- A video sitemap can’t have more than 50,000 video content (if you exceed that number, you’ll have to submit multiple sitemaps where each sitemap entry is a page hosting one or more videos).
- A video sitemap can’t exceed 50Mb in size.
- You can create one sitemap and list multiple URLs from different video content (instead of creating one for each)
- Add only relevant videos to the main content. If it’s a small or minor video, it shouldn’t be included in the sitemap.
- Some SEO experts say you don’t need a sitemap for YouTube videos (though it couldn’t hurt to create one)
Generate a video sitemap using the VIXY Video Platform
VIXY makes video sitemap creation even easier through it’s video syndication feature (In VIXY: check the Video Syndication tab under Content). With video syndication, you can make sure your whole video library gets indexed at once by Google or other destinations like Roku or Yahoo. Alternatively, you can decide to only push a selection of videos to Google by choosing to create a sitemap for a video playlist instead of your whole video archive.
Step 1: Create a syndication feed for Google with a video sitemap
To do this, go to the Syndication tab under the Content menu and select ‘Add feed’
- Name: give the video sitemap publication a name for internal purposes.
- Content: select if you want to publish all your videos to Google, or a selection of videos by selecting a playlist of entries.
- Destination: select Google.
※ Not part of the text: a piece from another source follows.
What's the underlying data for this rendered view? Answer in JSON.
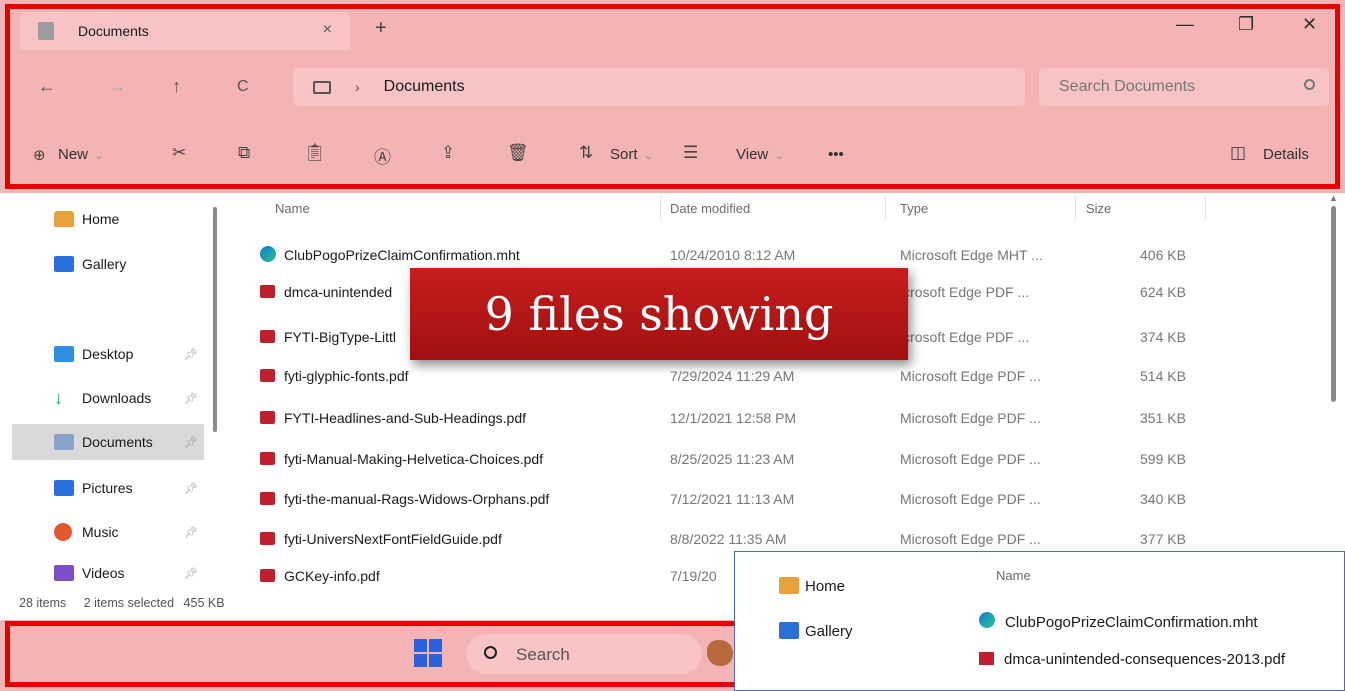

Note: With VIXY you can also create a syndication feed to publish your videos with an XML sitemap to 3rd party destinations/platforms.
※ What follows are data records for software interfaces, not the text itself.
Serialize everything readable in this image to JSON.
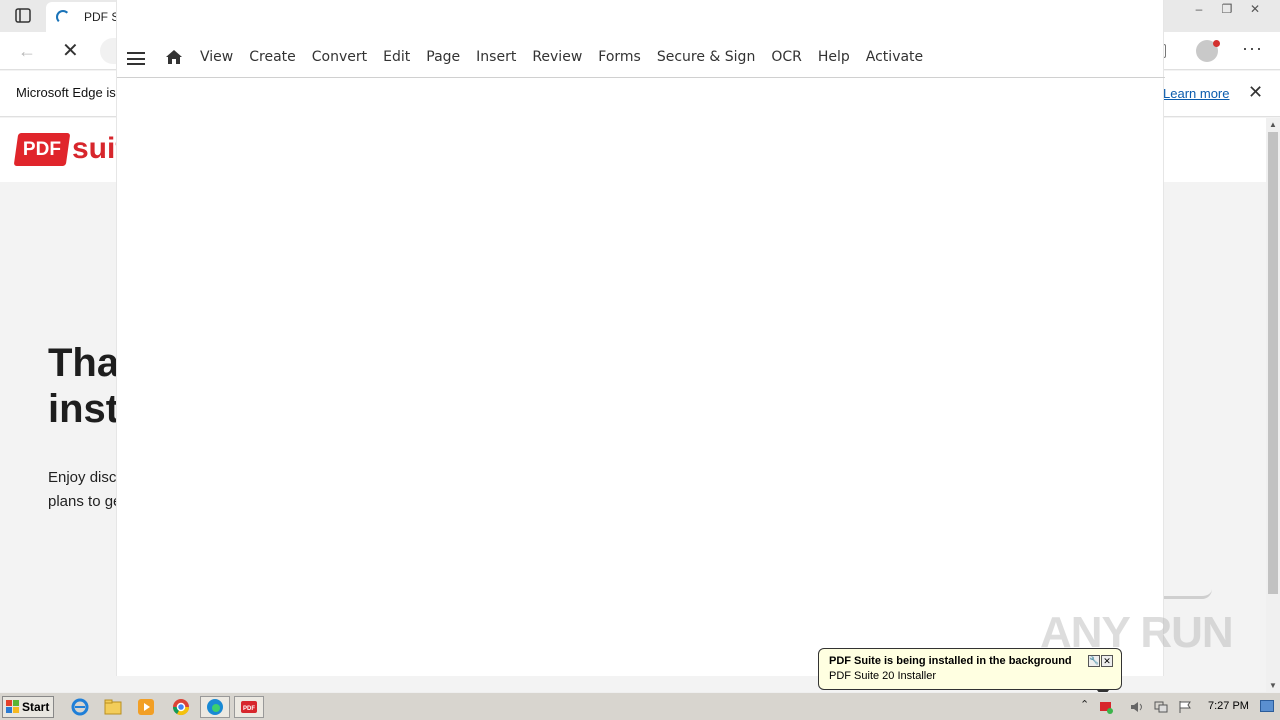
{
  "browser": {
    "tab_title": "PDF Su",
    "infobar_text": "Microsoft Edge is",
    "infobar_link": "Learn more",
    "back_icon": "←",
    "stop_icon": "✕",
    "close_icon": "✕",
    "more_icon": "···",
    "minimize_icon": "–",
    "restore_icon": "❐",
    "win_close_icon": "✕"
  },
  "website": {
    "logo_badge": "PDF",
    "logo_word": "suit",
    "hero_title": "Tha\ninst",
    "hero_subtitle": "Enjoy disc\nplans to ge"
  },
  "pdf_app": {
    "menu": [
      "View",
      "Create",
      "Convert",
      "Edit",
      "Page",
      "Insert",
      "Review",
      "Forms",
      "Secure & Sign",
      "OCR",
      "Help",
      "Activate"
    ]
  },
  "taskbar": {
    "start_label": "Start",
    "clock": "7:27 PM",
    "tray_up": "⌃"
  },
  "balloon": {
    "title": "PDF Suite is being installed in the background",
    "text": "PDF Suite 20 Installer",
    "close": "✕",
    "options": "🔧"
  },
  "watermark": "ANY RUN",
  "colors": {
    "brand_red": "#e0252b",
    "link_blue": "#0b5cad",
    "balloon_bg": "#ffffe1"
  }
}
Select how you want your videos to appear on Google under ‘Google Parameters’. First, select the transcoding profile, we recommend to select ‘Source’ (always available) or the 1080P rendition for publication to Google. Please note that you can only publish one rendition/flavor so it’s adviced to choose a flavor that is available on most videos under your account.
- Landing page: Select the landing page that you want to publish with your videos to Google. If people click on the video thumbnail, they will get redirected to this page to watch the video. We advice to include an overview page where most of your videos are embedded.
- Playback: decide if you want to give Youtube the rights to playback the video directly in Google (not always honored) or linkback to your site. We recommend the latter.
That’s it, you created your first syndication feed! Now select this feed for publication.
Step 2: Publish your video sitemap to Google
Copy the URL to the syndication feed with your video sitemap to your clipboard. You can do this by selection the URL directly or pressing the ‘copy to clipboard’ icon.
Please note that you can also copy and paste the URL of the feed in your browser. Your browser should display the XML feed as following:
Sign into Google Webmaster Tools and add it to your account.
Go to the tab ‘Sitemaps’ in the left menu and publish the new sitemap by adding the URL to the sitemap in Google Search Console.
Want to learn more about the structure of a video sitemap with a clear example of all the video tags you can include in your XML video sitemap?
How do I check if my video is correctly indexed?
To check if your video is properly indexed, go to google.com/video and enter the URL where you want the video to be indexed.
If you see the page along with the video snippet, that means Google has not properly indexed the video. If not, use the Google Rich Results Tester to find out why your video is being excluded in search. If the video doesn’t appear, some video metadata might be missing or incomplete.
If you’re hosting more than one video on your website, you can check all indexed videos by doing a simple Google site search.
To see how it works, let’s do this for the VIXY Video website.
Go to Google and enter the search term ‘site:vixyvideo.com’. After clicking the ‘Video’ tab, this is what you see:
By repeating the same procedure using your own website, you can see how your videos, along with their corresponding pages, appear on general search results.
As you can see, video sitemaps play a crucial role in your video SEO efforts. If you want your videos to generate real results for your business, you need to manage how they are indexed in search engines. After all, your videos are worth nothing if your users aren’t able to find them on the internet.